Task brief.
Copy each entry below exactly. No images.

───── Material provided

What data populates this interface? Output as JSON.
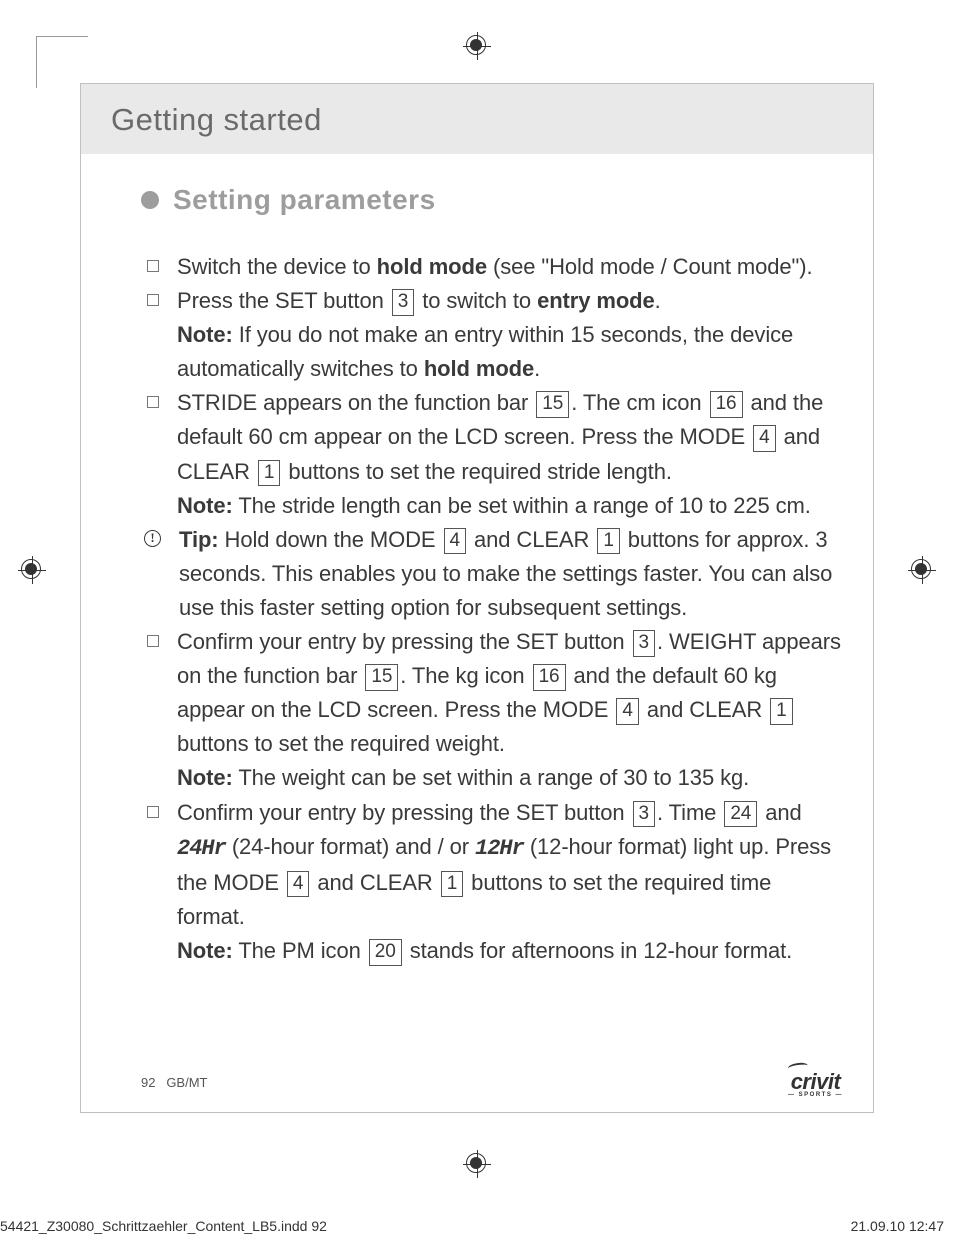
{
  "header": "Getting started",
  "section_title": "Setting parameters",
  "items": [
    {
      "marker": "checkbox",
      "segments": [
        {
          "t": "Switch the device to "
        },
        {
          "t": "hold mode",
          "bold": true
        },
        {
          "t": " (see \"Hold mode / Count mode\")."
        }
      ]
    },
    {
      "marker": "checkbox",
      "segments": [
        {
          "t": "Press the SET button "
        },
        {
          "num": "3"
        },
        {
          "t": " to switch to "
        },
        {
          "t": "entry mode",
          "bold": true
        },
        {
          "t": "."
        },
        {
          "br": true
        },
        {
          "t": "Note:",
          "bold": true
        },
        {
          "t": " If you do not make an entry within 15 seconds, the device automatically switches to "
        },
        {
          "t": "hold mode",
          "bold": true
        },
        {
          "t": "."
        }
      ]
    },
    {
      "marker": "checkbox",
      "segments": [
        {
          "t": "STRIDE appears on the function bar "
        },
        {
          "num": "15"
        },
        {
          "t": ". The cm icon "
        },
        {
          "num": "16"
        },
        {
          "t": " and the default 60 cm appear on the LCD screen. Press the MODE "
        },
        {
          "num": "4"
        },
        {
          "t": " and CLEAR "
        },
        {
          "num": "1"
        },
        {
          "t": " buttons to set the required stride length."
        },
        {
          "br": true
        },
        {
          "t": "Note:",
          "bold": true
        },
        {
          "t": " The stride length can be set within a range of 10 to 225 cm."
        }
      ]
    },
    {
      "marker": "info",
      "segments": [
        {
          "t": "Tip:",
          "bold": true
        },
        {
          "t": " Hold down the MODE "
        },
        {
          "num": "4"
        },
        {
          "t": " and CLEAR "
        },
        {
          "num": "1"
        },
        {
          "t": " buttons for approx. 3 seconds. This enables you to make the settings faster. You can also use this faster setting option for subsequent settings."
        }
      ]
    },
    {
      "marker": "checkbox",
      "segments": [
        {
          "t": "Confirm your entry by pressing the SET button "
        },
        {
          "num": "3"
        },
        {
          "t": ". WEIGHT appears on the function bar "
        },
        {
          "num": "15"
        },
        {
          "t": ". The kg icon "
        },
        {
          "num": "16"
        },
        {
          "t": " and the default 60 kg appear on the LCD screen. Press the MODE "
        },
        {
          "num": "4"
        },
        {
          "t": " and CLEAR "
        },
        {
          "num": "1"
        },
        {
          "t": " buttons to set the required weight."
        },
        {
          "br": true
        },
        {
          "t": "Note:",
          "bold": true
        },
        {
          "t": " The weight can be set within a range of 30 to 135 kg."
        }
      ]
    },
    {
      "marker": "checkbox",
      "segments": [
        {
          "t": "Confirm your entry by pressing the SET button "
        },
        {
          "num": "3"
        },
        {
          "t": ". Time "
        },
        {
          "num": "24"
        },
        {
          "t": " and "
        },
        {
          "t": "24Hr",
          "lcd": true
        },
        {
          "t": " (24-hour format) and / or "
        },
        {
          "t": "12Hr",
          "lcd": true
        },
        {
          "t": " (12-hour format) light up. Press the MODE "
        },
        {
          "num": "4"
        },
        {
          "t": " and CLEAR "
        },
        {
          "num": "1"
        },
        {
          "t": " buttons to set the required time format."
        },
        {
          "br": true
        },
        {
          "t": "Note:",
          "bold": true
        },
        {
          "t": " The PM icon "
        },
        {
          "num": "20"
        },
        {
          "t": " stands for afternoons in 12-hour format."
        }
      ]
    }
  ],
  "footer": {
    "page_num": "92",
    "lang": "GB/MT"
  },
  "brand": {
    "name": "crivit",
    "sub": "— SPORTS —"
  },
  "imprint": {
    "file": "54421_Z30080_Schrittzaehler_Content_LB5.indd   92",
    "datetime": "21.09.10   12:47"
  }
}
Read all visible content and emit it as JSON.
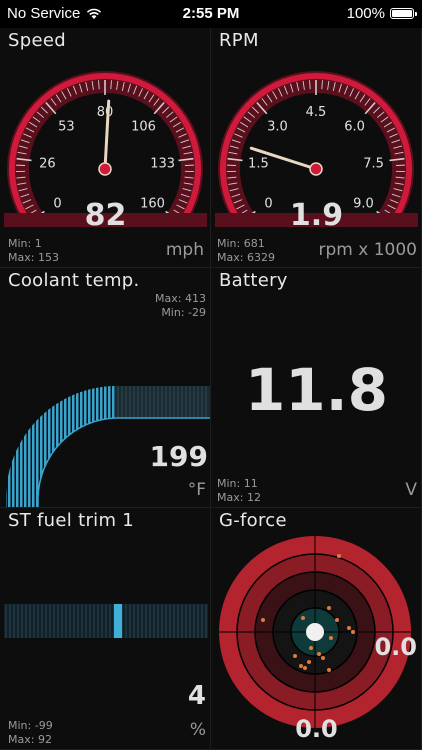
{
  "status": {
    "carrier": "No Service",
    "time": "2:55 PM",
    "battery": "100%"
  },
  "speed": {
    "title": "Speed",
    "value": "82",
    "needle_value": 82,
    "max_scale": 160,
    "ticks": [
      "0",
      "26",
      "53",
      "80",
      "106",
      "133",
      "160"
    ],
    "min_label": "Min: 1",
    "max_label": "Max: 153",
    "unit": "mph"
  },
  "rpm": {
    "title": "RPM",
    "value": "1.9",
    "needle_value": 1.9,
    "max_scale": 9,
    "ticks": [
      "0",
      "1.5",
      "3.0",
      "4.5",
      "6.0",
      "7.5",
      "9.0"
    ],
    "min_label": "Min: 681",
    "max_label": "Max: 6329",
    "unit": "rpm x 1000"
  },
  "coolant": {
    "title": "Coolant temp.",
    "value": "199",
    "max_label": "Max: 413",
    "min_label": "Min: -29",
    "unit": "°F"
  },
  "battery": {
    "title": "Battery",
    "value": "11.8",
    "min_label": "Min: 11",
    "max_label": "Max: 12",
    "unit": "V"
  },
  "fuel": {
    "title": "ST fuel trim 1",
    "value": "4",
    "min_label": "Min: -99",
    "max_label": "Max: 92",
    "unit": "%"
  },
  "gforce": {
    "title": "G-force",
    "x_value": "0.0",
    "y_value": "0.0"
  },
  "colors": {
    "accent_red": "#d01a3c",
    "needle": "#e8d8c0",
    "cyan": "#3fb0d8"
  },
  "icons": [
    "wifi-icon",
    "battery-icon"
  ]
}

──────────

Response.
What data populates this interface? Output as JSON.
{
  "header": "Getting started",
  "section_title": "Setting parameters",
  "items": [
    {
      "marker": "checkbox",
      "segments": [
        {
          "t": "Switch the device to "
        },
        {
          "t": "hold mode",
          "bold": true
        },
        {
          "t": " (see \"Hold mode / Count mode\")."
        }
      ]
    },
    {
      "marker": "checkbox",
      "segments": [
        {
          "t": "Press the SET button "
        },
        {
          "num": "3"
        },
        {
          "t": " to switch to "
        },
        {
          "t": "entry mode",
          "bold": true
        },
        {
          "t": "."
        },
        {
          "br": true
        },
        {
          "t": "Note:",
          "bold": true
        },
        {
          "t": " If you do not make an entry within 15 seconds, the device automatically switches to "
        },
        {
          "t": "hold mode",
          "bold": true
        },
        {
          "t": "."
        }
      ]
    },
    {
      "marker": "checkbox",
      "segments": [
        {
          "t": "STRIDE appears on the function bar "
        },
        {
          "num": "15"
        },
        {
          "t": ". The cm icon "
        },
        {
          "num": "16"
        },
        {
          "t": " and the default 60 cm appear on the LCD screen. Press the MODE "
        },
        {
          "num": "4"
        },
        {
          "t": " and CLEAR "
        },
        {
          "num": "1"
        },
        {
          "t": " buttons to set the required stride length."
        },
        {
          "br": true
        },
        {
          "t": "Note:",
          "bold": true
        },
        {
          "t": " The stride length can be set within a range of 10 to 225 cm."
        }
      ]
    },
    {
      "marker": "info",
      "segments": [
        {
          "t": "Tip:",
          "bold": true
        },
        {
          "t": " Hold down the MODE "
        },
        {
          "num": "4"
        },
        {
          "t": " and CLEAR "
        },
        {
          "num": "1"
        },
        {
          "t": " buttons for approx. 3 seconds. This enables you to make the settings faster. You can also use this faster setting option for subsequent settings."
        }
      ]
    },
    {
      "marker": "checkbox",
      "segments": [
        {
          "t": "Confirm your entry by pressing the SET button "
        },
        {
          "num": "3"
        },
        {
          "t": ". WEIGHT appears on the function bar "
        },
        {
          "num": "15"
        },
        {
          "t": ". The kg icon "
        },
        {
          "num": "16"
        },
        {
          "t": " and the default 60 kg appear on the LCD screen. Press the MODE "
        },
        {
          "num": "4"
        },
        {
          "t": " and CLEAR "
        },
        {
          "num": "1"
        },
        {
          "t": " buttons to set the required weight."
        },
        {
          "br": true
        },
        {
          "t": "Note:",
          "bold": true
        },
        {
          "t": " The weight can be set within a range of 30 to 135 kg."
        }
      ]
    },
    {
      "marker": "checkbox",
      "segments": [
        {
          "t": "Confirm your entry by pressing the SET button "
        },
        {
          "num": "3"
        },
        {
          "t": ". Time "
        },
        {
          "num": "24"
        },
        {
          "t": " and "
        },
        {
          "t": "24Hr",
          "lcd": true
        },
        {
          "t": " (24-hour format) and / or "
        },
        {
          "t": "12Hr",
          "lcd": true
        },
        {
          "t": " (12-hour format) light up. Press the MODE "
        },
        {
          "num": "4"
        },
        {
          "t": " and CLEAR "
        },
        {
          "num": "1"
        },
        {
          "t": " buttons to set the required time format."
        },
        {
          "br": true
        },
        {
          "t": "Note:",
          "bold": true
        },
        {
          "t": " The PM icon "
        },
        {
          "num": "20"
        },
        {
          "t": " stands for afternoons in 12-hour format."
        }
      ]
    }
  ],
  "footer": {
    "page_num": "92",
    "lang": "GB/MT"
  },
  "brand": {
    "name": "crivit",
    "sub": "— SPORTS —"
  },
  "imprint": {
    "file": "54421_Z30080_Schrittzaehler_Content_LB5.indd   92",
    "datetime": "21.09.10   12:47"
  }
}
Read all visible content and emit it as JSON.
{
  "status": {
    "carrier": "No Service",
    "time": "2:55 PM",
    "battery": "100%"
  },
  "speed": {
    "title": "Speed",
    "value": "82",
    "needle_value": 82,
    "max_scale": 160,
    "ticks": [
      "0",
      "26",
      "53",
      "80",
      "106",
      "133",
      "160"
    ],
    "min_label": "Min: 1",
    "max_label": "Max: 153",
    "unit": "mph"
  },
  "rpm": {
    "title": "RPM",
    "value": "1.9",
    "needle_value": 1.9,
    "max_scale": 9,
    "ticks": [
      "0",
      "1.5",
      "3.0",
      "4.5",
      "6.0",
      "7.5",
      "9.0"
    ],
    "min_label": "Min: 681",
    "max_label": "Max: 6329",
    "unit": "rpm x 1000"
  },
  "coolant": {
    "title": "Coolant temp.",
    "value": "199",
    "max_label": "Max: 413",
    "min_label": "Min: -29",
    "unit": "°F"
  },
  "battery": {
    "title": "Battery",
    "value": "11.8",
    "min_label": "Min: 11",
    "max_label": "Max: 12",
    "unit": "V"
  },
  "fuel": {
    "title": "ST fuel trim 1",
    "value": "4",
    "min_label": "Min: -99",
    "max_label": "Max: 92",
    "unit": "%"
  },
  "gforce": {
    "title": "G-force",
    "x_value": "0.0",
    "y_value": "0.0"
  },
  "colors": {
    "accent_red": "#d01a3c",
    "needle": "#e8d8c0",
    "cyan": "#3fb0d8"
  },
  "icons": [
    "wifi-icon",
    "battery-icon"
  ]
}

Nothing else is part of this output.